-- Problem to solve --
Only the text of the records, copied exactly, is wanted; no pictures.

(Records contained in a dataset)
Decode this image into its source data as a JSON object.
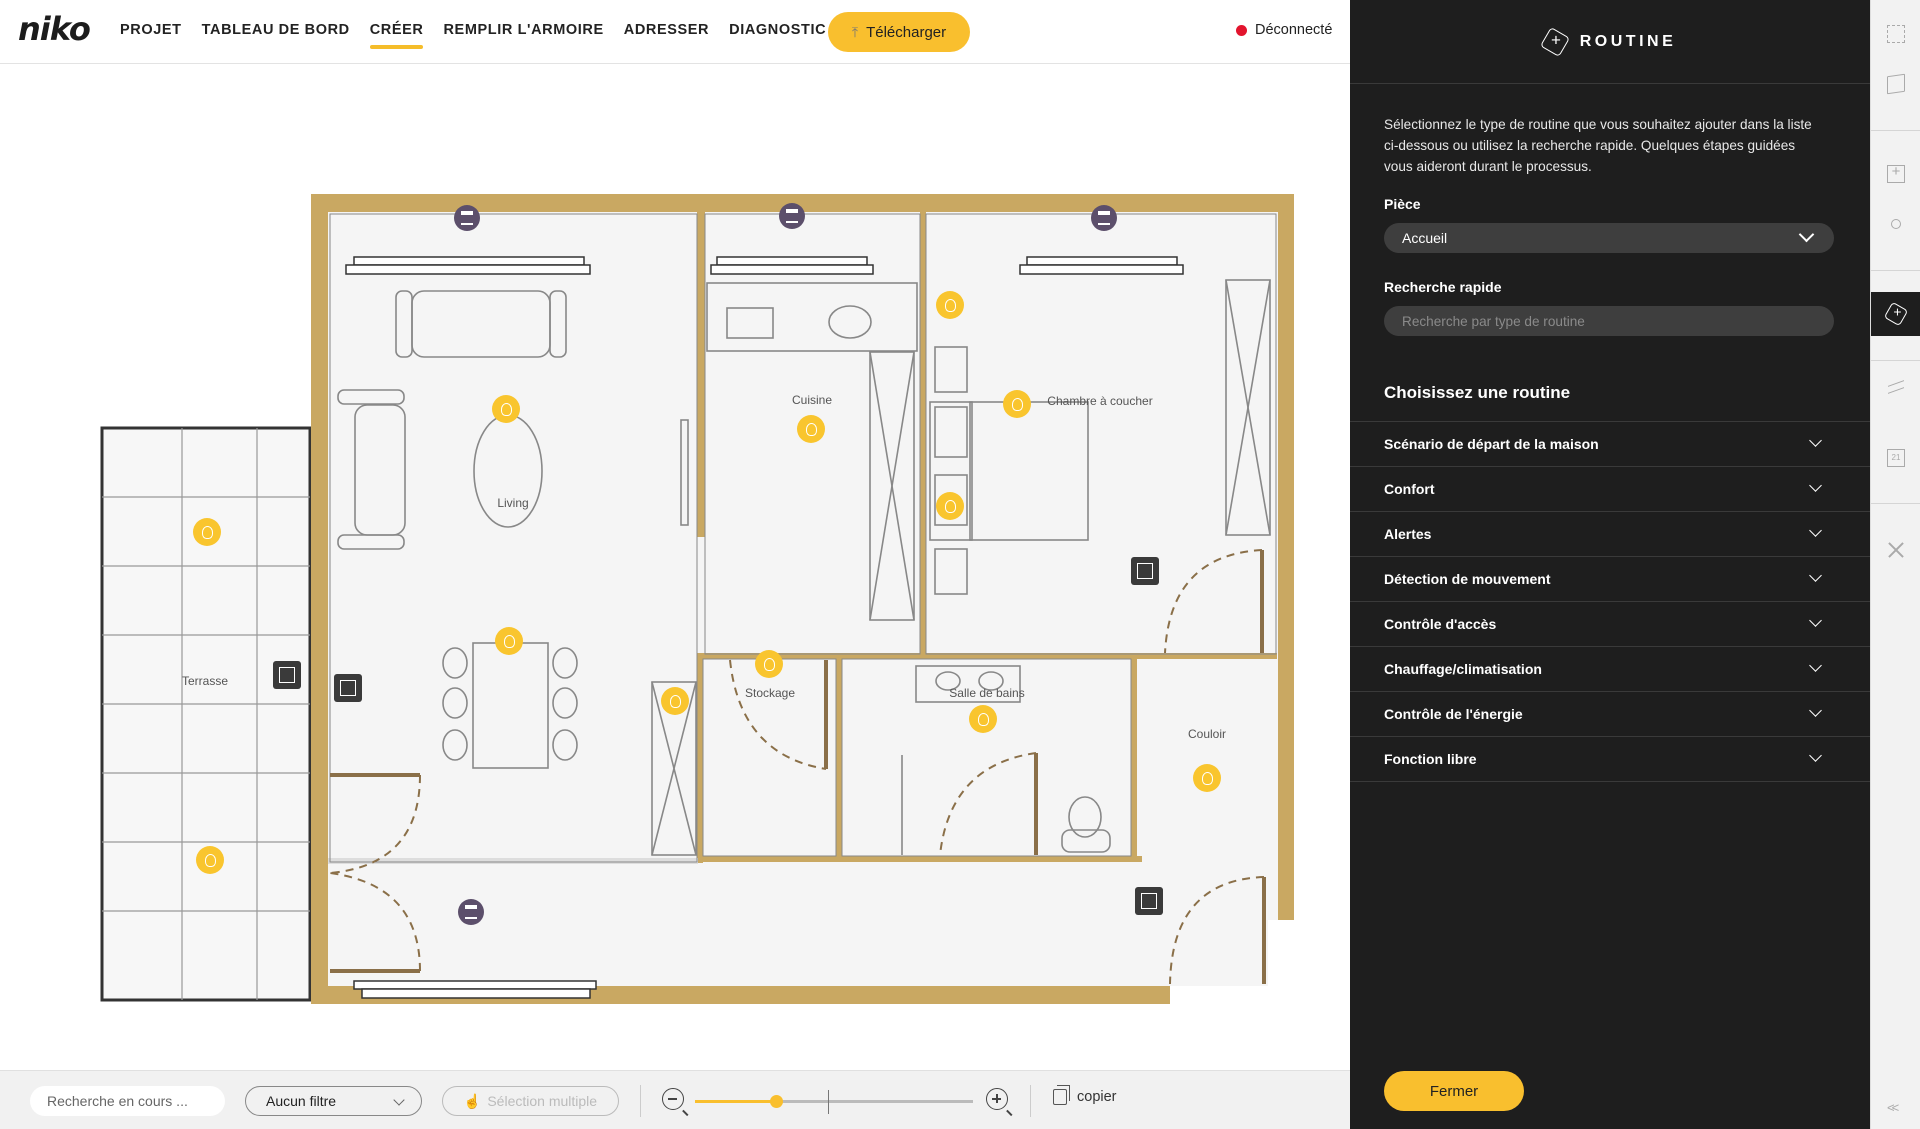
{
  "brand": {
    "logo": "niko",
    "accent": "#f9bf2e",
    "panel_bg": "#1e1e1e"
  },
  "nav": {
    "items": [
      {
        "label": "PROJET",
        "active": false
      },
      {
        "label": "TABLEAU DE BORD",
        "active": false
      },
      {
        "label": "CRÉER",
        "active": true
      },
      {
        "label": "REMPLIR L'ARMOIRE",
        "active": false
      },
      {
        "label": "ADRESSER",
        "active": false
      },
      {
        "label": "DIAGNOSTIC",
        "active": false,
        "external": true
      }
    ],
    "download_label": "Télécharger",
    "status_label": "Déconnecté",
    "status_color": "#e2142d"
  },
  "floorplan": {
    "rooms": [
      "Living",
      "Cuisine",
      "Chambre à coucher",
      "Terrasse",
      "Stockage",
      "Salle de bains",
      "Couloir"
    ],
    "markers": {
      "lights": 12,
      "shades": 4,
      "switches": 4
    }
  },
  "toolbar": {
    "search_placeholder": "Recherche en cours ...",
    "filter_label": "Aucun filtre",
    "multi_select_label": "Sélection multiple",
    "zoom_level": 0.29,
    "copy_label": "copier"
  },
  "panel": {
    "title": "ROUTINE",
    "intro": "Sélectionnez le type de routine que vous souhaitez ajouter dans la liste ci-dessous ou utilisez la recherche rapide. Quelques étapes guidées vous aideront durant le processus.",
    "room_label": "Pièce",
    "room_value": "Accueil",
    "quick_search_label": "Recherche rapide",
    "quick_search_placeholder": "Recherche par type de routine",
    "choose_title": "Choisissez une routine",
    "routines": [
      "Scénario de départ de la maison",
      "Confort",
      "Alertes",
      "Détection de mouvement",
      "Contrôle d'accès",
      "Chauffage/climatisation",
      "Contrôle de l'énergie",
      "Fonction libre"
    ],
    "close_label": "Fermer"
  },
  "rail": {
    "icons": [
      "expand-icon",
      "map-icon",
      "add-device-icon",
      "shapes-icon",
      "routine-icon",
      "share-icon",
      "calendar-icon",
      "tools-icon"
    ],
    "active": "routine-icon",
    "calendar_day": "21"
  }
}
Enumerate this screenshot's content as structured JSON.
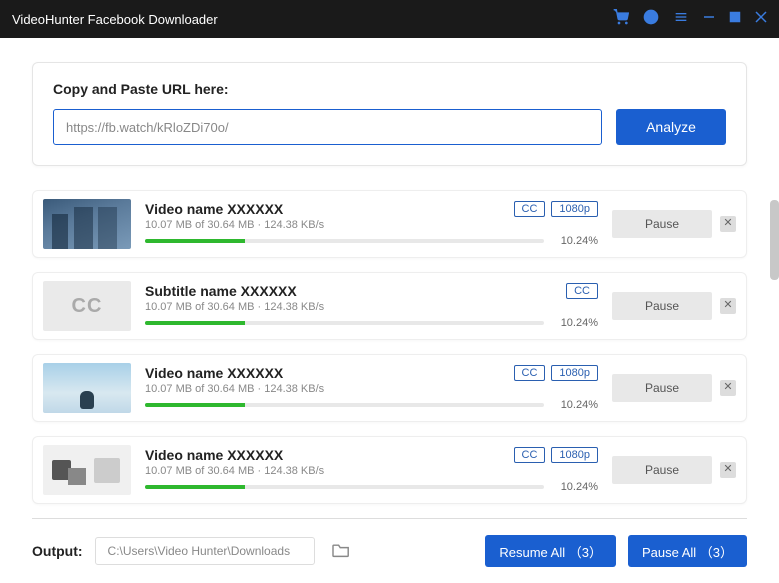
{
  "titlebar": {
    "title": "VideoHunter Facebook Downloader"
  },
  "url_section": {
    "label": "Copy and Paste URL here:",
    "value": "https://fb.watch/kRloZDi70o/",
    "analyze_label": "Analyze"
  },
  "downloads": [
    {
      "thumb_class": "thumb-buildings",
      "title": "Video name XXXXXX",
      "stats": "10.07 MB of 30.64 MB · 124.38 KB/s",
      "percent": "10.24%",
      "cc": "CC",
      "quality": "1080p",
      "action": "Pause"
    },
    {
      "thumb_class": "thumb-cc",
      "thumb_text": "CC",
      "title": "Subtitle name XXXXXX",
      "stats": "10.07 MB of 30.64 MB · 124.38 KB/s",
      "percent": "10.24%",
      "cc": "CC",
      "quality": null,
      "action": "Pause"
    },
    {
      "thumb_class": "thumb-person",
      "title": "Video name XXXXXX",
      "stats": "10.07 MB of 30.64 MB · 124.38 KB/s",
      "percent": "10.24%",
      "cc": "CC",
      "quality": "1080p",
      "action": "Pause"
    },
    {
      "thumb_class": "thumb-desk",
      "title": "Video name XXXXXX",
      "stats": "10.07 MB of 30.64 MB · 124.38 KB/s",
      "percent": "10.24%",
      "cc": "CC",
      "quality": "1080p",
      "action": "Pause"
    }
  ],
  "footer": {
    "output_label": "Output:",
    "output_path": "C:\\Users\\Video Hunter\\Downloads",
    "resume_all": "Resume All （3）",
    "pause_all": "Pause All （3）"
  }
}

-- Solution for this task --
Decode this image into its source data as a JSON object.
{
  "brand": {
    "logo": "niko",
    "accent": "#f9bf2e",
    "panel_bg": "#1e1e1e"
  },
  "nav": {
    "items": [
      {
        "label": "PROJET",
        "active": false
      },
      {
        "label": "TABLEAU DE BORD",
        "active": false
      },
      {
        "label": "CRÉER",
        "active": true
      },
      {
        "label": "REMPLIR L'ARMOIRE",
        "active": false
      },
      {
        "label": "ADRESSER",
        "active": false
      },
      {
        "label": "DIAGNOSTIC",
        "active": false,
        "external": true
      }
    ],
    "download_label": "Télécharger",
    "status_label": "Déconnecté",
    "status_color": "#e2142d"
  },
  "floorplan": {
    "rooms": [
      "Living",
      "Cuisine",
      "Chambre à coucher",
      "Terrasse",
      "Stockage",
      "Salle de bains",
      "Couloir"
    ],
    "markers": {
      "lights": 12,
      "shades": 4,
      "switches": 4
    }
  },
  "toolbar": {
    "search_placeholder": "Recherche en cours ...",
    "filter_label": "Aucun filtre",
    "multi_select_label": "Sélection multiple",
    "zoom_level": 0.29,
    "copy_label": "copier"
  },
  "panel": {
    "title": "ROUTINE",
    "intro": "Sélectionnez le type de routine que vous souhaitez ajouter dans la liste ci-dessous ou utilisez la recherche rapide. Quelques étapes guidées vous aideront durant le processus.",
    "room_label": "Pièce",
    "room_value": "Accueil",
    "quick_search_label": "Recherche rapide",
    "quick_search_placeholder": "Recherche par type de routine",
    "choose_title": "Choisissez une routine",
    "routines": [
      "Scénario de départ de la maison",
      "Confort",
      "Alertes",
      "Détection de mouvement",
      "Contrôle d'accès",
      "Chauffage/climatisation",
      "Contrôle de l'énergie",
      "Fonction libre"
    ],
    "close_label": "Fermer"
  },
  "rail": {
    "icons": [
      "expand-icon",
      "map-icon",
      "add-device-icon",
      "shapes-icon",
      "routine-icon",
      "share-icon",
      "calendar-icon",
      "tools-icon"
    ],
    "active": "routine-icon",
    "calendar_day": "21"
  }
}
Enumerate this screenshot's content as structured JSON.
{
  "titlebar": {
    "title": "VideoHunter Facebook Downloader"
  },
  "url_section": {
    "label": "Copy and Paste URL here:",
    "value": "https://fb.watch/kRloZDi70o/",
    "analyze_label": "Analyze"
  },
  "downloads": [
    {
      "thumb_class": "thumb-buildings",
      "title": "Video name XXXXXX",
      "stats": "10.07 MB of 30.64 MB · 124.38 KB/s",
      "percent": "10.24%",
      "cc": "CC",
      "quality": "1080p",
      "action": "Pause"
    },
    {
      "thumb_class": "thumb-cc",
      "thumb_text": "CC",
      "title": "Subtitle name XXXXXX",
      "stats": "10.07 MB of 30.64 MB · 124.38 KB/s",
      "percent": "10.24%",
      "cc": "CC",
      "quality": null,
      "action": "Pause"
    },
    {
      "thumb_class": "thumb-person",
      "title": "Video name XXXXXX",
      "stats": "10.07 MB of 30.64 MB · 124.38 KB/s",
      "percent": "10.24%",
      "cc": "CC",
      "quality": "1080p",
      "action": "Pause"
    },
    {
      "thumb_class": "thumb-desk",
      "title": "Video name XXXXXX",
      "stats": "10.07 MB of 30.64 MB · 124.38 KB/s",
      "percent": "10.24%",
      "cc": "CC",
      "quality": "1080p",
      "action": "Pause"
    }
  ],
  "footer": {
    "output_label": "Output:",
    "output_path": "C:\\Users\\Video Hunter\\Downloads",
    "resume_all": "Resume All （3）",
    "pause_all": "Pause All （3）"
  }
}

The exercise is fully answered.